T-Mobile announced Thursday that it plans to lay off 5,000 employees, or about 7% of its total workforce, over the next five weeks.
The cuts will mainly affect corporate and back-office jobs that are “primarily duplicative” of other roles and will reduce the company’s middle management levels, CEO Mike Sievert said. the letter Thursday to staff. The company plans to reduce its spending on “outsourced staff and resources,” but its retail and “consumer care” employees who work directly with customers will not be affected, he said.
“What it takes to attract and retain customers is materially more expensive than it was just a few quarters ago,” says Sievert.
T-Mobile’s cuts come months after a range of other technology companies — including Microsoft and Meta — announced months of layoffs as the companies grapple with an uncertain economic environment.
In its most recent quarterly earnings report last month, T-Mobile reported that sales fell 2.5% year-over-year and net subscriber additions were down slightly from the same period a year earlier, though it posted record low the buyer churn and increase profits. T-Mobile’s stock has fallen more than 7% since then Last August. Shares were trading down about 1% after the layoff announcement.
In Thursday’s letter, Sievert said that in the three years since it closed its acquisition of T-Mobile by rival carrier Sprint, it is working to streamline the combined businesses and accelerate the build-out of its high-speed Internet business. However, he suggested that it was important for the company to narrow its focus now.
“It’s clear that doing what we’re doing and doing it faster isn’t enough to keep up with these changing customer expectations going forward,” he said. “Today’s changes are to focus our expertise on a limited set of winning strategies.”
T-Mobile plans to notify the laid off workers in late September. The company estimates it will incur a $450 million pre-tax charge in the September quarter related to the reduction, according to Thursday’s securities filing.
Affected employees will receive “competitive severance packages” based on tenure, as well as accelerated stock vesting, access to career transition services and other benefits, Sievert told employees.

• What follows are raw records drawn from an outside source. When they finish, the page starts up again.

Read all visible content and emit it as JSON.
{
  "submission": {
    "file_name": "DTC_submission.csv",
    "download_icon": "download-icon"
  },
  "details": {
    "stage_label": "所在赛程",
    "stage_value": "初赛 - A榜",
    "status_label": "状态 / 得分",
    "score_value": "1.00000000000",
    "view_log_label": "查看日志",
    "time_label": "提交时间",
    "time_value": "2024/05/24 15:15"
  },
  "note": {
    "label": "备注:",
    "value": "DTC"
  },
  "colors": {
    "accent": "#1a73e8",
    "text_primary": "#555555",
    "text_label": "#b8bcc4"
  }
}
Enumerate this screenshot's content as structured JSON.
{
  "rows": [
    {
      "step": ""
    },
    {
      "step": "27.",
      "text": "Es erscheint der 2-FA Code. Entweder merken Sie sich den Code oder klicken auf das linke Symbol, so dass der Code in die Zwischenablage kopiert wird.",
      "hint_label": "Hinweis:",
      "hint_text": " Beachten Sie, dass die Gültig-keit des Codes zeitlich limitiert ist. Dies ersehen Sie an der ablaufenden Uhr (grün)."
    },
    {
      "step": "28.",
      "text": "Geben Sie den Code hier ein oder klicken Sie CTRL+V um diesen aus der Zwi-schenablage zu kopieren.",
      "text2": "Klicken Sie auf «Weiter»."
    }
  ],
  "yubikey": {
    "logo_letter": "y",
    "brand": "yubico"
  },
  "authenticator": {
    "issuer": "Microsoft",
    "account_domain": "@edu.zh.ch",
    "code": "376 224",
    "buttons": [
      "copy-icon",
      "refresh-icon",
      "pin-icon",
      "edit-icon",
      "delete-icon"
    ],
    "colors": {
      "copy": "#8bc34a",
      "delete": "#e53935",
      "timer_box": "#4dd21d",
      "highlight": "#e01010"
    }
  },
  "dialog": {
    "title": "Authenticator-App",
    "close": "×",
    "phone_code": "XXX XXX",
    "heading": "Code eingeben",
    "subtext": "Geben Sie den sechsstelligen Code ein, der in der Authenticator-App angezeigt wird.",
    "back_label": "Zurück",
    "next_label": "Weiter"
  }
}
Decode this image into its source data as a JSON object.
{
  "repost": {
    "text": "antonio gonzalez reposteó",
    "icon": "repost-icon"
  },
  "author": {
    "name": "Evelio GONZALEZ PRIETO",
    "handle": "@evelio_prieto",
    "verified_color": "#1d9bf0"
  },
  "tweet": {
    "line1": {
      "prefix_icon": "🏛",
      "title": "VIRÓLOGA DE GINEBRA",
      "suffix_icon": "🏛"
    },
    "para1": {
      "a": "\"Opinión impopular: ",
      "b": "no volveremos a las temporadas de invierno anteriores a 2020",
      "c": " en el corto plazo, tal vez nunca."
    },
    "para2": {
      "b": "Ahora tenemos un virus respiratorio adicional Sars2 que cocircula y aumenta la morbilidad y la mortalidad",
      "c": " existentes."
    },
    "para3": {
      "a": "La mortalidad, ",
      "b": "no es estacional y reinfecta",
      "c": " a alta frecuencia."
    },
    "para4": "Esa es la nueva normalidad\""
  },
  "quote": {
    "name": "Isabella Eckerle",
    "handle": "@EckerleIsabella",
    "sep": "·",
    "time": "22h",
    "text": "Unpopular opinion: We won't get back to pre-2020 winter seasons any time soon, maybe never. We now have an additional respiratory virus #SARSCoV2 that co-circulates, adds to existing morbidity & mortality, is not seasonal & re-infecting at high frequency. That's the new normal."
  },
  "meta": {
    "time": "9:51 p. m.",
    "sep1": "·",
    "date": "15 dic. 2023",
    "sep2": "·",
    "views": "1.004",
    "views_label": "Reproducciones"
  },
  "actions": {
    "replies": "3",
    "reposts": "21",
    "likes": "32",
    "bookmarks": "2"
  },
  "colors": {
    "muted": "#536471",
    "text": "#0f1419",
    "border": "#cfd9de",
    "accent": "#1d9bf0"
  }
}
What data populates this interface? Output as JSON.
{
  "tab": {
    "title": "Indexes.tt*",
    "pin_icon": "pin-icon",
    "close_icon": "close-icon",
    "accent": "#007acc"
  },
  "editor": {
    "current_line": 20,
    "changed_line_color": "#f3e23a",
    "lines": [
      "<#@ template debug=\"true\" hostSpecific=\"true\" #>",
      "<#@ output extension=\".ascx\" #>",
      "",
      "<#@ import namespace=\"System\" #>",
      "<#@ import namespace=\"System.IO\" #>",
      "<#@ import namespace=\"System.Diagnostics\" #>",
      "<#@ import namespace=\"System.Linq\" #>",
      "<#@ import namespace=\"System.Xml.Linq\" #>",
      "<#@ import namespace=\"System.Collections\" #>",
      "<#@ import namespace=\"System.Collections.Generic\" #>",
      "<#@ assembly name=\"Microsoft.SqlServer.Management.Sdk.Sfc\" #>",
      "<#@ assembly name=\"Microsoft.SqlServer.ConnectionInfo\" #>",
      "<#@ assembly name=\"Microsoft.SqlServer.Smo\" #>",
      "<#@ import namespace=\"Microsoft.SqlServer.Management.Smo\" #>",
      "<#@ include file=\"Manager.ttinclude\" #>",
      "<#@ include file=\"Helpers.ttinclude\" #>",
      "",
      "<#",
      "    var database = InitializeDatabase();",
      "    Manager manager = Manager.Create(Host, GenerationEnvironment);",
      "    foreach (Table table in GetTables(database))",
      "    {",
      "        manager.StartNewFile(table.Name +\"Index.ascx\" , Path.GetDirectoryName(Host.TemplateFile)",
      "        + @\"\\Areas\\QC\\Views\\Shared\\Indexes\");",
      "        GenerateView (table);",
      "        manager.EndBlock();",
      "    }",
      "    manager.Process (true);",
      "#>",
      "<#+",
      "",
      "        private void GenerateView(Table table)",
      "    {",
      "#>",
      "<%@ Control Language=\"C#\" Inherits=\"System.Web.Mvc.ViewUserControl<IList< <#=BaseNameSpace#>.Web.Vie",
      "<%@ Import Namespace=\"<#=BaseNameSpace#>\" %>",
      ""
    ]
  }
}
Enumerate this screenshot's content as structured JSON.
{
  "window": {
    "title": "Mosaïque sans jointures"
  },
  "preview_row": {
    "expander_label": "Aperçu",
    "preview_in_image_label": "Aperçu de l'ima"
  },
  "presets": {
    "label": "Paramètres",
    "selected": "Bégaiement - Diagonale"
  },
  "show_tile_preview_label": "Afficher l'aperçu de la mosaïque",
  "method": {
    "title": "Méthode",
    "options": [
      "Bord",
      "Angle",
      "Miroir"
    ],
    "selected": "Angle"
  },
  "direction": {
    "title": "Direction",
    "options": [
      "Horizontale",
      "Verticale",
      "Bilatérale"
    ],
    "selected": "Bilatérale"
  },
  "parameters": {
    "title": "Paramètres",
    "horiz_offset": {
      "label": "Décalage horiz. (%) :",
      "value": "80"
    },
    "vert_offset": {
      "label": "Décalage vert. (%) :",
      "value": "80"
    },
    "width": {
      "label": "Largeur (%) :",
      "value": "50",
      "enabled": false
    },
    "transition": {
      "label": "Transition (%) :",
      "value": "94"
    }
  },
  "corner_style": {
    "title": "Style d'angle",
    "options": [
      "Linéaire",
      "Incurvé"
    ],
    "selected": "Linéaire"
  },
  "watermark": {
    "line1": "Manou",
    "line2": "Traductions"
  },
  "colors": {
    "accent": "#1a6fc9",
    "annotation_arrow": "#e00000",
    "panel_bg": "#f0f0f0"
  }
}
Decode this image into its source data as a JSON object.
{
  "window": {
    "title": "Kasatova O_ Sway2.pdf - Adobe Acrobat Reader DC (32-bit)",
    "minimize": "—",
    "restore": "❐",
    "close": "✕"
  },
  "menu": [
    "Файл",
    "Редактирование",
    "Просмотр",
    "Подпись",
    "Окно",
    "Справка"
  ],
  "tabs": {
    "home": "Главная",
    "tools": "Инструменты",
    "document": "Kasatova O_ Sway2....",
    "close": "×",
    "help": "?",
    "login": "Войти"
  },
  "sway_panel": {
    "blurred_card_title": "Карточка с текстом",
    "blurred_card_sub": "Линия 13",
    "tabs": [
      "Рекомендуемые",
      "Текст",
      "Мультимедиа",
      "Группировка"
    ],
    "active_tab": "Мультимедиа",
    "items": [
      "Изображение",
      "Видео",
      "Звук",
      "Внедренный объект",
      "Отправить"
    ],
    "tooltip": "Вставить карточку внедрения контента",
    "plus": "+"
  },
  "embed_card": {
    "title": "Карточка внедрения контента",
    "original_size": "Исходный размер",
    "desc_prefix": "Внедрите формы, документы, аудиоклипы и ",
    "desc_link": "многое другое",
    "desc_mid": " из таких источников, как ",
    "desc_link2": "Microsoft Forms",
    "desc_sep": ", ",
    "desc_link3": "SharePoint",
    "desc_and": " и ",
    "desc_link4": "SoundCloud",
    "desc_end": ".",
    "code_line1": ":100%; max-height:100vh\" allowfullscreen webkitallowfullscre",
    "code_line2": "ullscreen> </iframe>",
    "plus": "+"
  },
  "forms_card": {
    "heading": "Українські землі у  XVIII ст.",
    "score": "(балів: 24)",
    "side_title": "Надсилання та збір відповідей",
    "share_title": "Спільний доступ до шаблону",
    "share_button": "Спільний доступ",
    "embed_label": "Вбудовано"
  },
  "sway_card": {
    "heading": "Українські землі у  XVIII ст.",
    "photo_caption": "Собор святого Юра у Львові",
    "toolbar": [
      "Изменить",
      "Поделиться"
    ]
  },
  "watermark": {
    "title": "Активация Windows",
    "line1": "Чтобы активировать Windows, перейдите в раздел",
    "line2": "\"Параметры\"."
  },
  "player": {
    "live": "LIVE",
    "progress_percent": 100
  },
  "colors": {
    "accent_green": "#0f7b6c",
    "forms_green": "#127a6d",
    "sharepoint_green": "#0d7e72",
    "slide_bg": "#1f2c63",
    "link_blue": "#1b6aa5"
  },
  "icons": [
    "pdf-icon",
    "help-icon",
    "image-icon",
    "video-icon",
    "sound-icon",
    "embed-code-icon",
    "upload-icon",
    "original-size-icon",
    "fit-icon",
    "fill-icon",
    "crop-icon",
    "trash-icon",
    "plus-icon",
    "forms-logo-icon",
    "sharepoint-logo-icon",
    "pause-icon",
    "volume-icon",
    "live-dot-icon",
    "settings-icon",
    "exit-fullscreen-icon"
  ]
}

He added that the company is not planning additional, widespread employee reductions in the near future.